> [Prompt] Show every line of the data that contains the string "parts".

Excerpts from an interface dataset:
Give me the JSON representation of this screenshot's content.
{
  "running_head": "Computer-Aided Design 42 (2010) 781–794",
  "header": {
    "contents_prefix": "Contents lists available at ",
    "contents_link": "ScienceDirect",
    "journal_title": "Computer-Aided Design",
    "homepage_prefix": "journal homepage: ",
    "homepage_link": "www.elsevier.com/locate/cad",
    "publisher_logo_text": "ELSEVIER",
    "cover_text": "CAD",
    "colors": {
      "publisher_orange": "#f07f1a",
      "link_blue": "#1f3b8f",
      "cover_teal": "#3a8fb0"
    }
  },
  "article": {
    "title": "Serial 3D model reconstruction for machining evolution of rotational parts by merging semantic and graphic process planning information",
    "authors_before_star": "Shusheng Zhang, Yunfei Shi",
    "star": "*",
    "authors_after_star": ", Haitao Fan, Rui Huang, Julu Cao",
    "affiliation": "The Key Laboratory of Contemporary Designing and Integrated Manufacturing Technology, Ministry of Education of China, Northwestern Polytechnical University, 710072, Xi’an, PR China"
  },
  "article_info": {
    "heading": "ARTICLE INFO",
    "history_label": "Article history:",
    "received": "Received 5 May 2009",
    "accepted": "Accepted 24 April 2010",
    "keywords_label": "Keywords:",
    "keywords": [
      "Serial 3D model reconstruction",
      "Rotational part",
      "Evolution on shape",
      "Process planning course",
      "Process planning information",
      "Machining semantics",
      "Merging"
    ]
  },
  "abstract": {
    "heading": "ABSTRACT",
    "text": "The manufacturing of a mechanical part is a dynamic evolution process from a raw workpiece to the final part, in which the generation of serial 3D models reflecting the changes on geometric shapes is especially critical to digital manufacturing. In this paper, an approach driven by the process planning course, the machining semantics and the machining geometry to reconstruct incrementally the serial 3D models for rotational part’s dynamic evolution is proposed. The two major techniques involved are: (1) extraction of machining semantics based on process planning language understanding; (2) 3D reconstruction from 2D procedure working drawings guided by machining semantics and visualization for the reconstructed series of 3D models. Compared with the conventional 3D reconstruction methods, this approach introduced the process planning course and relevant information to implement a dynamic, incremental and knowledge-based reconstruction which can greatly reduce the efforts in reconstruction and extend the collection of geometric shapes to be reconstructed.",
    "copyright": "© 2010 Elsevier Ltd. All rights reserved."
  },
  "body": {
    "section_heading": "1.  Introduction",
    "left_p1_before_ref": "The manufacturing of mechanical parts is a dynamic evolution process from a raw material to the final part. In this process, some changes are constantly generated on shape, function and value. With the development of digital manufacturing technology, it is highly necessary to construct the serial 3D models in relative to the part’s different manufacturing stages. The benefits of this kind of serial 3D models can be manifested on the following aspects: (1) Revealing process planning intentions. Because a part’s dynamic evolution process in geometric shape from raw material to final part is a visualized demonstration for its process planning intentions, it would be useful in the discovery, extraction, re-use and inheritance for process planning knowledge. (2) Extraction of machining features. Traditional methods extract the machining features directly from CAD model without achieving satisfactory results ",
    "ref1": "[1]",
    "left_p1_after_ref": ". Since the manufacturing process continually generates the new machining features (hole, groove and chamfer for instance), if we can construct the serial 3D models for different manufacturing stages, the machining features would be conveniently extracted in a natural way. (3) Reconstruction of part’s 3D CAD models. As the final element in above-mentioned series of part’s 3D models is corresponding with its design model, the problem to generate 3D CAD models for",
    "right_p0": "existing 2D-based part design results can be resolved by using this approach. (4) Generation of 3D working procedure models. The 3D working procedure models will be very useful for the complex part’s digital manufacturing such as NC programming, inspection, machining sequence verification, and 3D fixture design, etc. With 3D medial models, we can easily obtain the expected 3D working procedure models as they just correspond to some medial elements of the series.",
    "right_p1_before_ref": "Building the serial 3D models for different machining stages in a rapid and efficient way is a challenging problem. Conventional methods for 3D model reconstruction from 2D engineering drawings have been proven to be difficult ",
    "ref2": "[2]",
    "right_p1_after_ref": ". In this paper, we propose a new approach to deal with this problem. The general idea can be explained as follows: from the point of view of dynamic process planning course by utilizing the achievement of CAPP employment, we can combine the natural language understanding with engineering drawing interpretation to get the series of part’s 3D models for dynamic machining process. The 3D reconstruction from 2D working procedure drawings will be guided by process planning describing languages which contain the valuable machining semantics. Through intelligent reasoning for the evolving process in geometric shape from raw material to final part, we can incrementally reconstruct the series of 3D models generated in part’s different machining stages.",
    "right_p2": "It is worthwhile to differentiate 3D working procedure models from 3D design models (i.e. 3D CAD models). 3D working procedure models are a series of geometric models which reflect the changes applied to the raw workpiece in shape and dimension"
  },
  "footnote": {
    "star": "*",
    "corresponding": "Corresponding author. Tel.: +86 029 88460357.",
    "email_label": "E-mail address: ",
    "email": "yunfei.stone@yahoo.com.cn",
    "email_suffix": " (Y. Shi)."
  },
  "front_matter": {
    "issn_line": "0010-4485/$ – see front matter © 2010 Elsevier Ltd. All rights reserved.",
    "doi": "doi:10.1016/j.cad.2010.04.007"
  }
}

> [Answer below]
    "title": "Serial 3D model reconstruction for machining evolution of rotational parts by merging semantic and graphic process planning information",
    "left_p1_before_ref": "The manufacturing of mechanical parts is a dynamic evolution process from a raw material to the final part. In this process, some changes are constantly generated on shape, function and value. With the development of digital manufacturing technology, it is highly necessary to construct the serial 3D models in relative to the part’s different manufacturing stages. The benefits of this kind of serial 3D models can be manifested on the following aspects: (1) Revealing process planning intentions. Because a part’s dynamic evolution process in geometric shape from raw material to final part is a visualized demonstration for its process planning intentions, it would be useful in the discovery, extraction, re-use and inheritance for process planning knowledge. (2) Extraction of machining features. Traditional methods extract the machining features directly from CAD model without achieving satisfactory results ",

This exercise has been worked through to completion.